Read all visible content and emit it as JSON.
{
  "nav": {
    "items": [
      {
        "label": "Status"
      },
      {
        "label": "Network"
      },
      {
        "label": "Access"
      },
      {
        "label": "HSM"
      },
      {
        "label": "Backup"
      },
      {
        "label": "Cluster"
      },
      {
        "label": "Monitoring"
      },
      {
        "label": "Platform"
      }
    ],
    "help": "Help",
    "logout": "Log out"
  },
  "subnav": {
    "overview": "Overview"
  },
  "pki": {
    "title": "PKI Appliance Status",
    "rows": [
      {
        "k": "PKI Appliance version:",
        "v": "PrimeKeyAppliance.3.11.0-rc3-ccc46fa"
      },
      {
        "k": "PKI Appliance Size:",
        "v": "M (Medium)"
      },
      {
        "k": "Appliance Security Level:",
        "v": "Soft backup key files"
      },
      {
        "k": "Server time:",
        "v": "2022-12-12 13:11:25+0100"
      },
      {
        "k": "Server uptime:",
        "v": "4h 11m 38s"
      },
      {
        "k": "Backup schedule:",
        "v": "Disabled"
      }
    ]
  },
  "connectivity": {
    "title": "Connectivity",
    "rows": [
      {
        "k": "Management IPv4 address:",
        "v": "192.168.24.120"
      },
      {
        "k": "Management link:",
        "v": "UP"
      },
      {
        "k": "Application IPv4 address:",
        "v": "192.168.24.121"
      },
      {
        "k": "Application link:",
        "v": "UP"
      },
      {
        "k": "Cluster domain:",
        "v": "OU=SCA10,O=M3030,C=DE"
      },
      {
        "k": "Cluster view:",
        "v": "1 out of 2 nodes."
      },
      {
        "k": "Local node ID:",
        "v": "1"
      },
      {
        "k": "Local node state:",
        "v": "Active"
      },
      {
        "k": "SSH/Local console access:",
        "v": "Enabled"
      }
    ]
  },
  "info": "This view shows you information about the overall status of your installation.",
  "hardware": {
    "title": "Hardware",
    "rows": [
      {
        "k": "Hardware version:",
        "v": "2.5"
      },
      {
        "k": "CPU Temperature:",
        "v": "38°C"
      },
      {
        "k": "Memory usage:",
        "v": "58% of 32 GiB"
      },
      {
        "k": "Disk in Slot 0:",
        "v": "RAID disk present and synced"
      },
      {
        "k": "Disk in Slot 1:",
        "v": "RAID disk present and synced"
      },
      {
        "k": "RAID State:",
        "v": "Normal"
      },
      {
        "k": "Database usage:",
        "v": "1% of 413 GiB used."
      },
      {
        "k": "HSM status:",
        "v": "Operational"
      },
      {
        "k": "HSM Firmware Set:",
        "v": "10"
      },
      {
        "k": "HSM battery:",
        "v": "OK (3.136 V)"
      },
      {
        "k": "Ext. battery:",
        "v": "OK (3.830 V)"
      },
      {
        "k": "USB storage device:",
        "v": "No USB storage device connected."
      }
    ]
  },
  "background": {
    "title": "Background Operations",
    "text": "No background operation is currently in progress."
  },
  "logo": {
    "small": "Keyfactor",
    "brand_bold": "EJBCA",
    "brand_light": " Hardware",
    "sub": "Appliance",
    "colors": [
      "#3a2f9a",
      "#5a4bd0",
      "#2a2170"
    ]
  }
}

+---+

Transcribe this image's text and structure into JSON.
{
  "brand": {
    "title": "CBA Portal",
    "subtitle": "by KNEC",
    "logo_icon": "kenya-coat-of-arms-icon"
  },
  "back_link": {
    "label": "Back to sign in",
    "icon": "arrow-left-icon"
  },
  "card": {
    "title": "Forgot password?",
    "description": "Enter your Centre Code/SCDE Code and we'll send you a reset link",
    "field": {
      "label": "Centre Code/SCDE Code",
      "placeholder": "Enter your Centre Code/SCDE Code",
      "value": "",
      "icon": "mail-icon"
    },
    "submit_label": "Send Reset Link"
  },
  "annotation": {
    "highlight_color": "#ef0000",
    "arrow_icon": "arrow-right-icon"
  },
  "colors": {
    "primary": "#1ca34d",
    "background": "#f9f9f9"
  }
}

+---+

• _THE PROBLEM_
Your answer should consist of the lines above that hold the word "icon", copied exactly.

• _SOLUTION FOR THIS TASK_
    "logo_icon": "kenya-coat-of-arms-icon"
    "icon": "arrow-left-icon"
      "icon": "mail-icon"
    "arrow_icon": "arrow-right-icon"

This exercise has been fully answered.